HB 218 was a bipartisan bill that was intended to require the Board of Oil and Gas to administer a grant program for oil and gas impacts and would have set up a $15 million annual fund to help local governments impacted by oil and gas development.
HB 218 started at $75 million, was whittled down to about $30 million by the time it had passed in both houses of the Legislature and was ultimately vetoed by Gov. Steve Bullock.
In other business, DeWitt reported that he met with several people in Billings in August, including Ken Elliott of Wolf Point, a partner in Wolf Point Green, the developer that is hoping to clean up the 110-acre former Kenco Refinery site a few miles east of Wolf Point and develop a “clean-energy campus,” that would include a new refinery and rail terminal within about four years. DeWitt’s report included that plans are to move forward with the project.
Wolf Point Green purchased the property in December 2011. Long-range plans, according to Elliott, include a wind farm and solar and geothermal energy production that would partially power the refinery. There are also plans to build a hotel and greenhouses heated with energy produced within the site.
DeWitt also reported that the second round of construction bidding has been completed for the Wolf Point Village apartment complex development that is slated for the northern edge of Wolf Point. A first round of bids during the summer came in too high. A groundbreaking date has not been determined.
GNDC is currently administering a federal HOME Program grant for $750,000 for the development and construction of the 24-unit affordable housing complex that is anticipated to be complete and open to tenants by summer 2015.
In another matter, DeWitt reported that funding applications have been submitted for the proposed Sand Creek Winds wind farm development near Vida.
GNDC has been working with Sand Creek Winds since 2012 to determine the feasibility of a 75 megawatt wind farm to be located on 18,360 acres of private lands in northern McCone County. So far, a feasibility study and system impact study have been completed with the assistance of a $119,000 USDA Rural Business Enterprise Grant and a $21,000 Big Sky Trust Fund Grant. GNDC is currently working with Sand Creek Winds on securing additional funds to move forward with an environmental assessment.
It was announced that a public meeting addressing the wind farm project will be held at the school in Vida Wednesday, Oct. 29, at 5 p.m.
The board also voted to accept online donations for community and business development funds and to make that option available on the GNDC website. The board will review that decision at the next annual meeting in July.
The GNDC board also heard a teleconference presentation from a Vancouver, Canada, fundraising company that seeks private foundations as funding sources. The cost to GNDC would be $8,995 for a five-year-membership. The representative of that company said there is a money-back guarantee.
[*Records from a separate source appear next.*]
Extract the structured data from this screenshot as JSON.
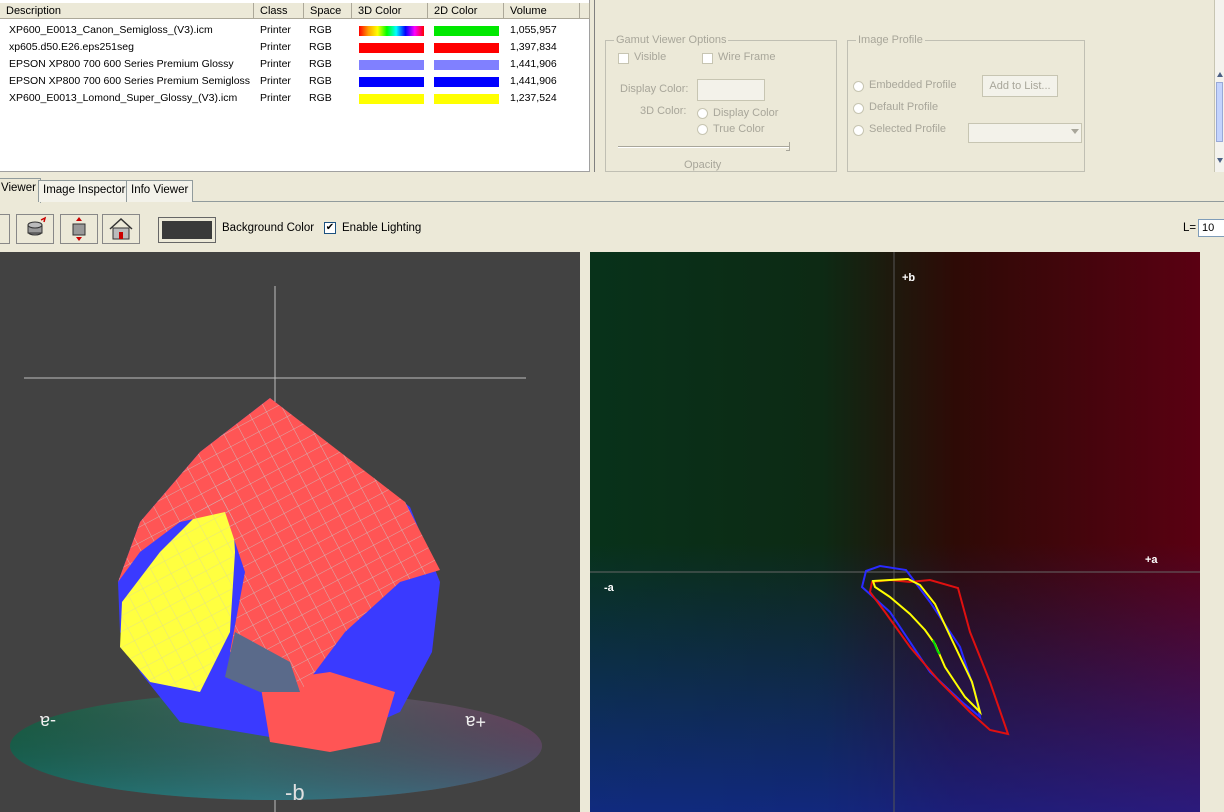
{
  "table": {
    "columns": [
      "Description",
      "Class",
      "Space",
      "3D Color",
      "2D Color",
      "Volume"
    ],
    "rows": [
      {
        "description": "XP600_E0013_Canon_Semigloss_(V3).icm",
        "class": "Printer",
        "space": "RGB",
        "color3d": "rainbow",
        "color2d": "#00e800",
        "volume": "1,055,957"
      },
      {
        "description": "xp605.d50.E26.eps251seg",
        "class": "Printer",
        "space": "RGB",
        "color3d": "#ff0000",
        "color2d": "#ff0000",
        "volume": "1,397,834"
      },
      {
        "description": "EPSON XP800 700 600 Series Premium Glossy",
        "class": "Printer",
        "space": "RGB",
        "color3d": "#8080ff",
        "color2d": "#8080ff",
        "volume": "1,441,906"
      },
      {
        "description": "EPSON XP800 700 600 Series Premium Semigloss",
        "class": "Printer",
        "space": "RGB",
        "color3d": "#0000ff",
        "color2d": "#0000ff",
        "volume": "1,441,906"
      },
      {
        "description": "XP600_E0013_Lomond_Super_Glossy_(V3).icm",
        "class": "Printer",
        "space": "RGB",
        "color3d": "#ffff00",
        "color2d": "#ffff00",
        "volume": "1,237,524"
      }
    ]
  },
  "options": {
    "gamut_group": "Gamut Viewer Options",
    "visible": "Visible",
    "wire_frame": "Wire Frame",
    "display_color": "Display Color:",
    "color_3d": "3D Color:",
    "display_color_radio": "Display Color",
    "true_color": "True Color",
    "opacity": "Opacity",
    "profile_group": "Image Profile",
    "embedded_profile": "Embedded Profile",
    "default_profile": "Default Profile",
    "selected_profile": "Selected Profile",
    "add_to_list": "Add to List..."
  },
  "tabs": [
    "Viewer",
    "Image Inspector",
    "Info Viewer"
  ],
  "toolbar": {
    "background_color": "Background Color",
    "enable_lighting": "Enable Lighting",
    "l_label": "L=",
    "l_value": "10"
  },
  "view3d": {
    "axis_minus_a": "-a",
    "axis_plus_a": "+a",
    "axis_minus_b": "-b"
  },
  "view2d": {
    "plus_b": "+b",
    "minus_a": "-a",
    "plus_a": "+a"
  },
  "colors": {
    "red": "#ff5555",
    "yellow": "#ffff40",
    "blue": "#3a3aff",
    "green": "#00e000"
  }
}
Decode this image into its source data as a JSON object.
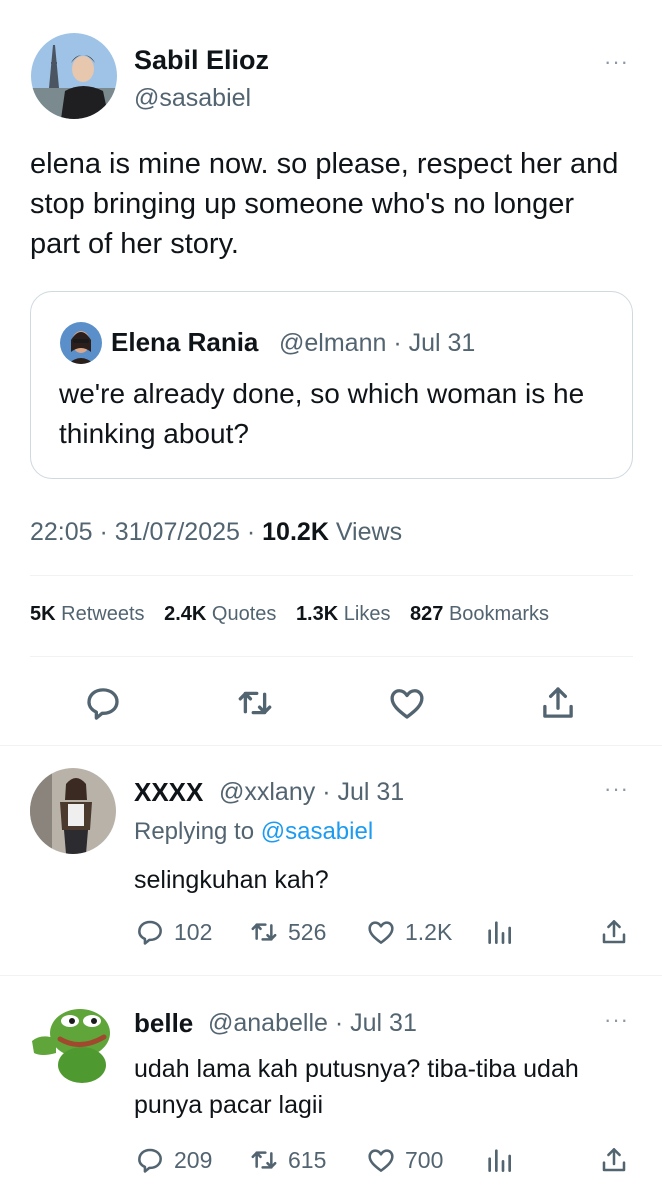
{
  "tweet": {
    "author_name": "Sabil Elioz",
    "author_handle": "@sasabiel",
    "more_label": "···",
    "text": "elena is mine now. so please, respect her and stop bringing up someone who's no longer part of her story.",
    "quote": {
      "author_name": "Elena Rania",
      "author_handle": "@elmann",
      "date": "Jul 31",
      "text": "we're already done, so which woman is he thinking about?"
    },
    "time": "22:05",
    "date": "31/07/2025",
    "views_count": "10.2K",
    "views_label": "Views",
    "stats": {
      "retweets_count": "5K",
      "retweets_label": "Retweets",
      "quotes_count": "2.4K",
      "quotes_label": "Quotes",
      "likes_count": "1.3K",
      "likes_label": "Likes",
      "bookmarks_count": "827",
      "bookmarks_label": "Bookmarks"
    },
    "actions": [
      "reply-icon",
      "retweet-icon",
      "like-icon",
      "share-icon"
    ]
  },
  "replies": [
    {
      "author_name": "XXXX",
      "author_handle": "@xxlany",
      "date": "Jul 31",
      "replying_prefix": "Replying to ",
      "replying_to": "@sasabiel",
      "text": "selingkuhan kah?",
      "reply_count": "102",
      "retweet_count": "526",
      "like_count": "1.2K"
    },
    {
      "author_name": "belle",
      "author_handle": "@anabelle",
      "date": "Jul 31",
      "text": "udah lama kah putusnya? tiba-tiba udah punya pacar lagii",
      "reply_count": "209",
      "retweet_count": "615",
      "like_count": "700"
    }
  ],
  "colors": {
    "text": "#0f1419",
    "secondary": "#536471",
    "link": "#1d9bf0",
    "border": "#cfd9de"
  }
}
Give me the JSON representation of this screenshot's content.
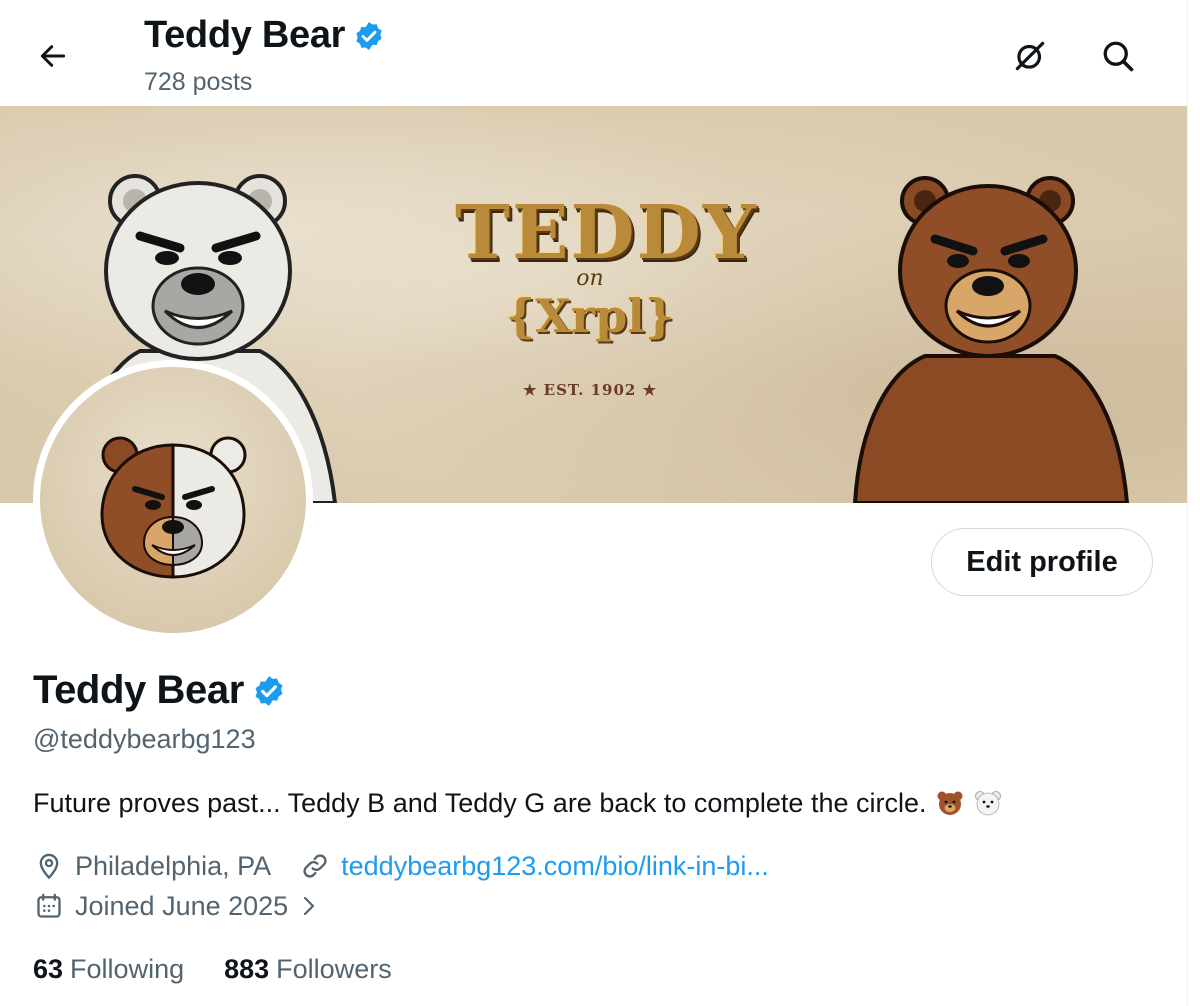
{
  "header": {
    "title": "Teddy Bear",
    "posts_count": "728 posts",
    "back_icon": "arrow-left-icon",
    "grok_icon": "grok-icon",
    "search_icon": "search-icon"
  },
  "banner": {
    "logo_line1": "TEDDY",
    "logo_line2": "on",
    "logo_line3": "{Xrpl}",
    "logo_est": "★ EST. 1902 ★"
  },
  "profile": {
    "name": "Teddy Bear",
    "handle": "@teddybearbg123",
    "bio": "Future proves past... Teddy B and Teddy G are back to complete the circle.",
    "bio_emoji": [
      "brown-bear-emoji",
      "polar-bear-emoji"
    ],
    "location": "Philadelphia, PA",
    "website": "teddybearbg123.com/bio/link-in-bi...",
    "joined": "Joined June 2025",
    "following_count": "63",
    "following_label": "Following",
    "followers_count": "883",
    "followers_label": "Followers",
    "edit_button": "Edit profile"
  },
  "colors": {
    "accent": "#1d9bf0",
    "secondary_text": "#536471",
    "primary_text": "#0f1419"
  }
}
The board made no decision, but might revisit it in the future.
The United States Economic Development Administration and the State of Montana have certified GNDC as a nonprofit regional development corporation that serves a six-county economic development district, consisting of Roosevelt, McCone, Valley, Daniels, Sheridan and Garfield counties. The Fort Peck Tribes is also a member.
GNDC was incorporated in October 1995 and has remained in continuous operation.